1904 Cadardi said...

I have a buddy from north central England where the winters are apparently wet with a side of wet. Also wet. He says anyone showing up to the group rides without fenders is required to ride in the back no one wants to eat your Fredtastic "too cool for fenders" anti-social road spray.

Uptight Luddite said...

A good thing to do to help locate/identify bike noises is to have another riding along to listen as you ride. By being able to move about to listen from all angles it Can give a more reliable indication of the source/location of the sound.

babble on said...

Today Is Wednesday in NYC, right?

babble on said...

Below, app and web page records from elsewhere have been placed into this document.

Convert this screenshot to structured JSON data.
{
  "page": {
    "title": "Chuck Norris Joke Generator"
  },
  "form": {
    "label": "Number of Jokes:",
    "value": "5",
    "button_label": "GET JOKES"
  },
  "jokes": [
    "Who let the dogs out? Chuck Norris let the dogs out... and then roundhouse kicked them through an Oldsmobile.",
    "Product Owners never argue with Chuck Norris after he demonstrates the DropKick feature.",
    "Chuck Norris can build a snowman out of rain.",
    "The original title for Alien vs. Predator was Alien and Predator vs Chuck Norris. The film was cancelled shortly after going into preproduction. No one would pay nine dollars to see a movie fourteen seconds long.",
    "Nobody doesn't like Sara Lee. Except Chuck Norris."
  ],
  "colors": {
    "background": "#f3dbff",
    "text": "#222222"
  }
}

OHNOOO! OMG. Can't speak to the sebatical, but in all the time I've known him, snobberdiddums has never yet left us hanging so long without a note from his mum!

You OK, TT? JEEEZ, I hope you haven't tripped on some Cheetos, or something. And if you did, I sure hope you have American Freedom insurance.

pbateman has had a crummy day and mom jokes cheer me up said...

I often have to take dick breaks when visiting your mom. She gets me some food and a beer and then we're back to it.

I know i pressed her bottom bracket once and she was really squeaking...so, yeah. Could be the issue.

I also did have to put a fender on her to keep the various spray and sludge out of my eyes.

Snob, can i have the Renovo since you're giving it away?



Haywood Jablome said...

https://www.google.com/url?sa=t&source=web&rct=j&url=https://www.nytimes.com/2013/12/24/us/wisconsin-finds-another-role-for-cheese-de-icing-roads.amp.html&ved=2ahUKEwjdkvbRnqjgAhVByoMKHdRrCfgQFjAOegQIBxAB&usg=AOvVaw1uc19KFCTAcrhcEf0H7BlM&ampcf=1
They're using cheese in Wisconsin to deice roads .Yum. Here in south east michigan, they don't use much salt at all for fear of polluting lake Erie. Usually makes for a dangerous commute during a snow or ice event. Cages are dangerous,bro.

Beck the biker said...

" And the New York State Thruway Authority has a beet juice pilot program that has used 400,000 gallons of the stuff over the last three years." Did it smell vaguely of borscht? https://tinyurl.com/y7g3gxtq

Steve Barner said...

I believe this has happened before, but it's still ironic that the "Worst Day of the Year Ride" has been postponed because ... it's the worst day of the year. http://eventsbyaxiom.com/worstdayride/

dop said...

Himalayan Pink Salt is either a punk band or a euphemism for cunnilingus

Unknown said...

In the wood world we call the noise "delamitation".